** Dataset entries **
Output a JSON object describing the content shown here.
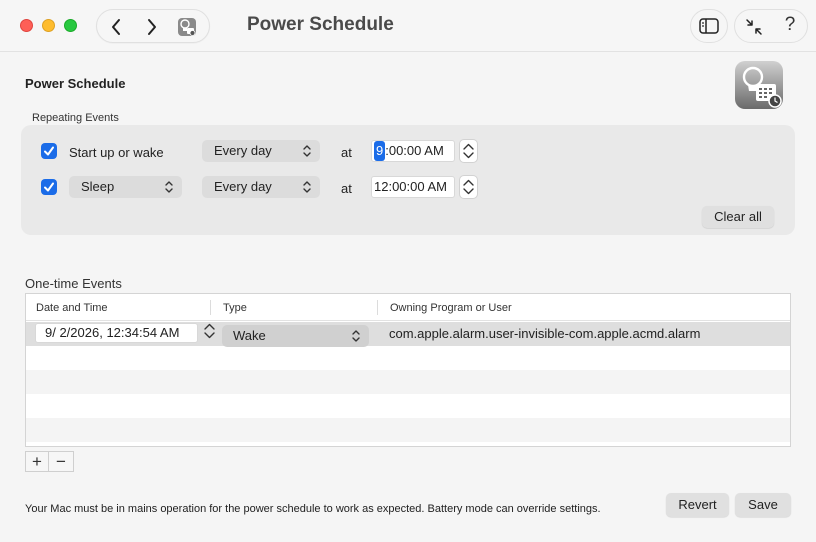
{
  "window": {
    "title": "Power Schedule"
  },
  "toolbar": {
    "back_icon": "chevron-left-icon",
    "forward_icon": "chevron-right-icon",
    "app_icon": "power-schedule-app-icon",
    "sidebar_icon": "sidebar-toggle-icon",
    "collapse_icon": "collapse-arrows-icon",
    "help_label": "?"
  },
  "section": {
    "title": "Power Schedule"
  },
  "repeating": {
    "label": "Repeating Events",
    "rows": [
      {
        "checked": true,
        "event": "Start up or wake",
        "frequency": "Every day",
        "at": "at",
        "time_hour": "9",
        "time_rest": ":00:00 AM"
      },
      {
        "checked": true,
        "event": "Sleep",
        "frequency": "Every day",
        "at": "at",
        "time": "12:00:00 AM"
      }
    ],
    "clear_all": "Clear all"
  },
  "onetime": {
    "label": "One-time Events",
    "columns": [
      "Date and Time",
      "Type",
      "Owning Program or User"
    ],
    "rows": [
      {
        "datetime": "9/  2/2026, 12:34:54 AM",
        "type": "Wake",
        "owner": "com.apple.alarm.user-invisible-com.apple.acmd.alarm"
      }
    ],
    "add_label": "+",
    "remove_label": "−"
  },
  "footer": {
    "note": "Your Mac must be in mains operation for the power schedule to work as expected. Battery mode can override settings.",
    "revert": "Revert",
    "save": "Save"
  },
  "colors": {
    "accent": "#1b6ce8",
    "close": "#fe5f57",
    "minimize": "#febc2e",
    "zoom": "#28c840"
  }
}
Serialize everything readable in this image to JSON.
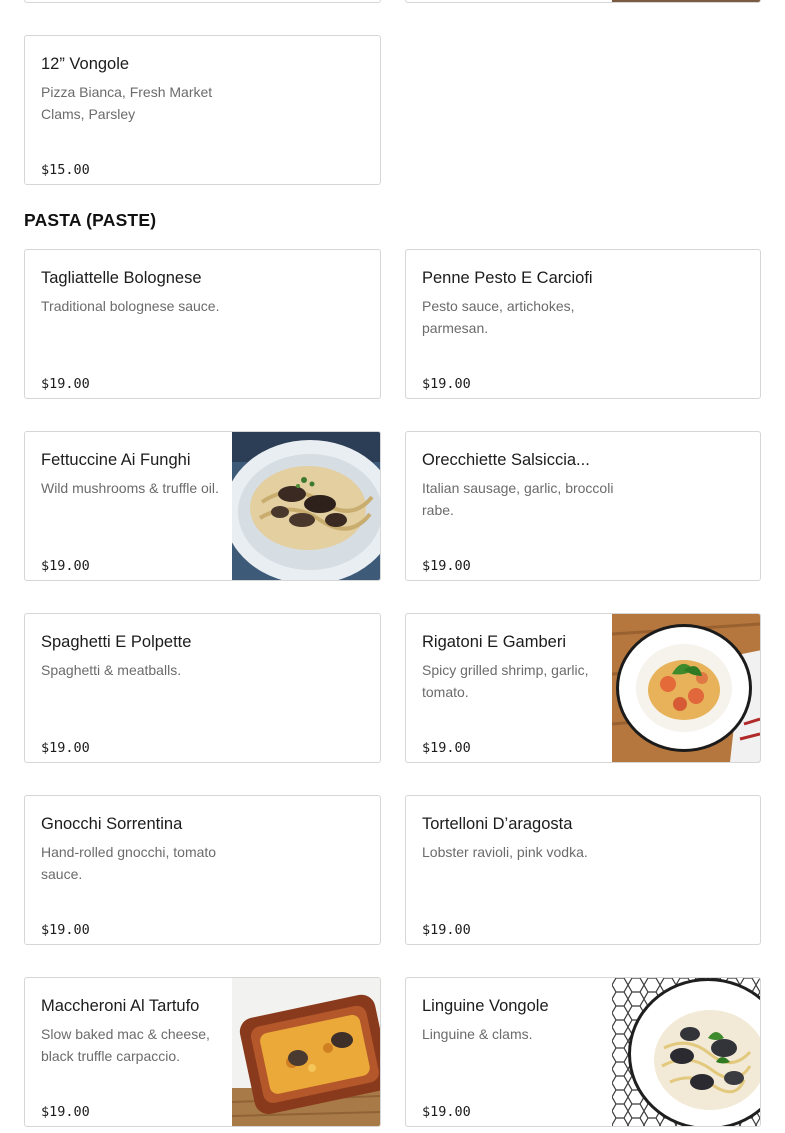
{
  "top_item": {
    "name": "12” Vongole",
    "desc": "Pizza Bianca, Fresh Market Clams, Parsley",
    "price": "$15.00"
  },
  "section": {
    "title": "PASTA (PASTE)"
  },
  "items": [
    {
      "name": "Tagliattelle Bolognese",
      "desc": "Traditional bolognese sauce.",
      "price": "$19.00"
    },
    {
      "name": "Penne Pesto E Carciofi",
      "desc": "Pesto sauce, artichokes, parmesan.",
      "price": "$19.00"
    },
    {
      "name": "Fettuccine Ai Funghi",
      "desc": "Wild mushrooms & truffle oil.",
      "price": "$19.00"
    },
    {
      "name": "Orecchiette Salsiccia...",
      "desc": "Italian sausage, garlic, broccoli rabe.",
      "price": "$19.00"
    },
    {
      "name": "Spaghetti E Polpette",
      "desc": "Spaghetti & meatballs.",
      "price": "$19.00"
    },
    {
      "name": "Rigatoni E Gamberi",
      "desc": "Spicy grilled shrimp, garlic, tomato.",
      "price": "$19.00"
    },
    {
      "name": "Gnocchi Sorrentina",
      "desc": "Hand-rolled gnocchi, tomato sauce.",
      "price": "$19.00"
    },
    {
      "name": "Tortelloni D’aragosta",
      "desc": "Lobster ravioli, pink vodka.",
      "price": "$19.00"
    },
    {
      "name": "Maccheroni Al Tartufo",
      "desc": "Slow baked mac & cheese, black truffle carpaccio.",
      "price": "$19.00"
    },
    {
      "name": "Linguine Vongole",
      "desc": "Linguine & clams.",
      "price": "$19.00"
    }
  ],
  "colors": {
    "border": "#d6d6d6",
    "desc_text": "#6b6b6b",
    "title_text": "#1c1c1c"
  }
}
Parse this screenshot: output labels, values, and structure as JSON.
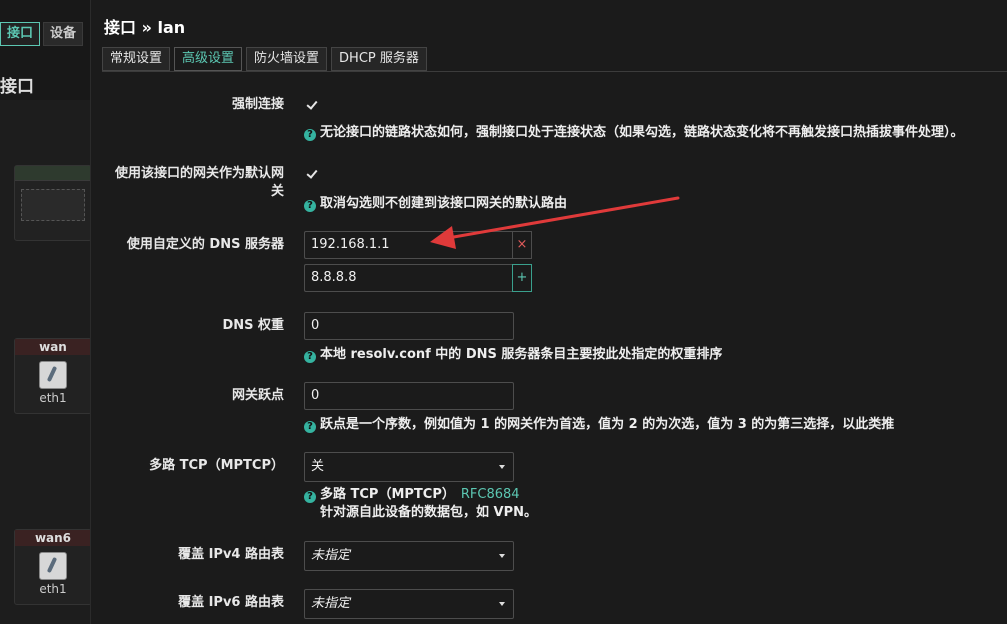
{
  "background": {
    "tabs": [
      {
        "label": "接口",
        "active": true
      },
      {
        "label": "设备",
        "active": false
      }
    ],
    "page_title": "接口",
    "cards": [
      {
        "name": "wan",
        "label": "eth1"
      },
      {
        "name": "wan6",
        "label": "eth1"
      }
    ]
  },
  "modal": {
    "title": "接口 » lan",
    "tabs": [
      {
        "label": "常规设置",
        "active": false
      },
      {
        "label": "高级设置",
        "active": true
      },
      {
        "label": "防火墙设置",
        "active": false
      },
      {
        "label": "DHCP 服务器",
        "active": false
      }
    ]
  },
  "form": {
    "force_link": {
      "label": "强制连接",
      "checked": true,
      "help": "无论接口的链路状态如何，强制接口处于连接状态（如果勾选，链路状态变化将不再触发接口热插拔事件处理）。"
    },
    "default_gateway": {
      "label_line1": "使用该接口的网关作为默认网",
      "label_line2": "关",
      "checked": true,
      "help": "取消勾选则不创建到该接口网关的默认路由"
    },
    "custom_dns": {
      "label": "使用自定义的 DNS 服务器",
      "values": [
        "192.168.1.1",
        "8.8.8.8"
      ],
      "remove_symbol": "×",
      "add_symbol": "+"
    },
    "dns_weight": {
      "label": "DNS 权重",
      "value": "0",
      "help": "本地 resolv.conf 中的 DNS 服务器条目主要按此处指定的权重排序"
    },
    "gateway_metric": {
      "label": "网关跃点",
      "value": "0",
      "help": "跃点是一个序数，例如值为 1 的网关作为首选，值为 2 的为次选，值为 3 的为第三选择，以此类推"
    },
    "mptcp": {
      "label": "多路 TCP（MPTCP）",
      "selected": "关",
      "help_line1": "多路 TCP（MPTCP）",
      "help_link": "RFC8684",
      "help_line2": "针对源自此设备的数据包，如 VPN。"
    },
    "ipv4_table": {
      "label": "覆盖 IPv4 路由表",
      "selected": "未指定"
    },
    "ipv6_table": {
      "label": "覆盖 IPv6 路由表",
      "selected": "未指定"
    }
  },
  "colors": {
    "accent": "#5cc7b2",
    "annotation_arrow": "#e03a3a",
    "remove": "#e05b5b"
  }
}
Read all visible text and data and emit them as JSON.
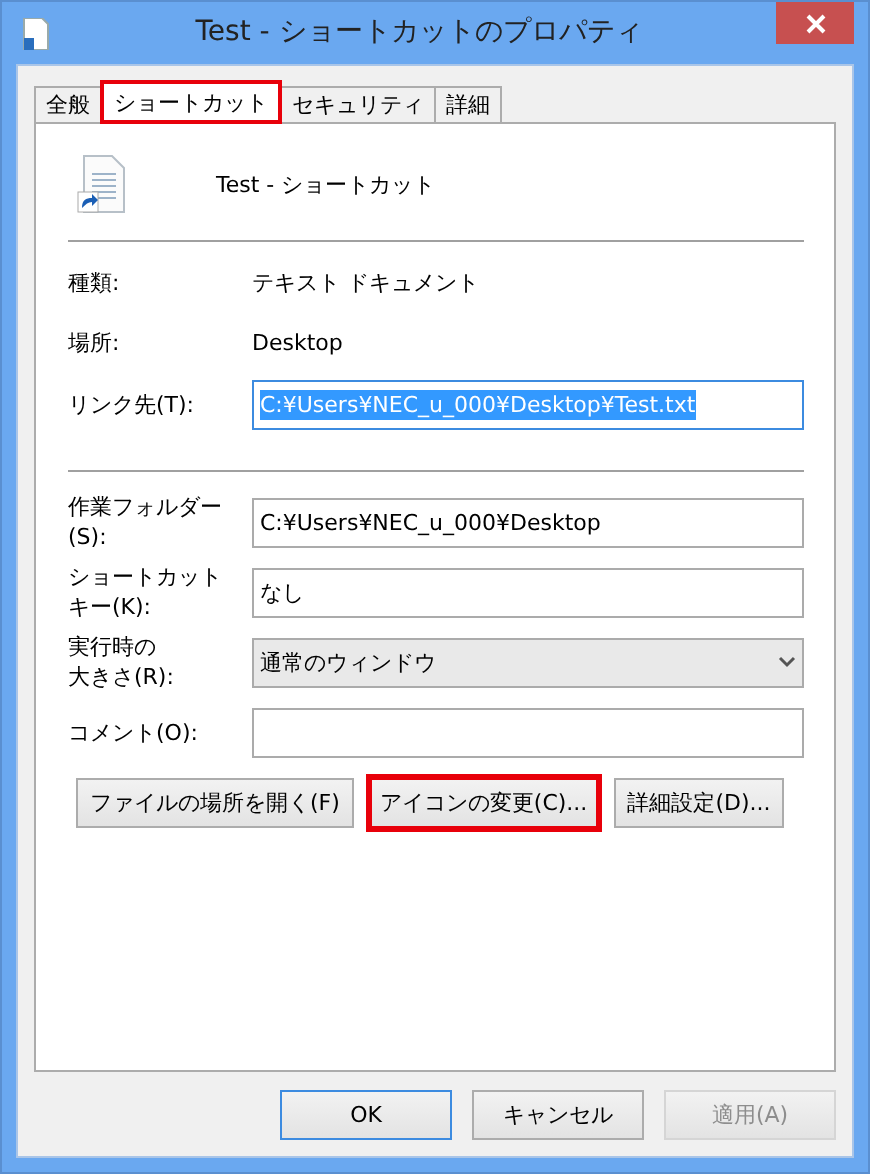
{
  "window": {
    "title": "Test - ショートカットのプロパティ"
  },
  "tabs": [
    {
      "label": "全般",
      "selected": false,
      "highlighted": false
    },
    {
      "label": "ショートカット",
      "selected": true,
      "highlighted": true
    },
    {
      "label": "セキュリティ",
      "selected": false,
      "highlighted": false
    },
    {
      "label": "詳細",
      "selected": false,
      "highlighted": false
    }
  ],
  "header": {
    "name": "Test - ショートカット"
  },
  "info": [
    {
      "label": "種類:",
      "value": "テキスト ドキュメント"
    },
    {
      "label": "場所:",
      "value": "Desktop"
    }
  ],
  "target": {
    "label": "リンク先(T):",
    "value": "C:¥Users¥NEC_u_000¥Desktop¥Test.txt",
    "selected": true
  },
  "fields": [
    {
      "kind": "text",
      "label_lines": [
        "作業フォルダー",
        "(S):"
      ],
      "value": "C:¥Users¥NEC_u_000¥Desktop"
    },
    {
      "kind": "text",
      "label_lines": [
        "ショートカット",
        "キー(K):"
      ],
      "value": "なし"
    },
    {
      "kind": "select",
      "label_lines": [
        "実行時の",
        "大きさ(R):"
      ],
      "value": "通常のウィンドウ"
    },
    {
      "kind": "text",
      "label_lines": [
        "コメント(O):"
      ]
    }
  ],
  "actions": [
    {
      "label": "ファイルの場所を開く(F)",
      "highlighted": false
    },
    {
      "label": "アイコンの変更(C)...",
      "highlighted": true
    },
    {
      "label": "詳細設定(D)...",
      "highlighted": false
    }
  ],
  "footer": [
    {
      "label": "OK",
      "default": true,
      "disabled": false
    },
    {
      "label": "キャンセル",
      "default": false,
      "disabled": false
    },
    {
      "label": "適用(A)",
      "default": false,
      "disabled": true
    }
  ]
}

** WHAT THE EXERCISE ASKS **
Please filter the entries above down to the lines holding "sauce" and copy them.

** ANSWER TO THIS EXERCISE **
      "desc": "Traditional bolognese sauce.",
      "desc": "Pesto sauce, artichokes, parmesan.",
      "desc": "Hand-rolled gnocchi, tomato sauce.",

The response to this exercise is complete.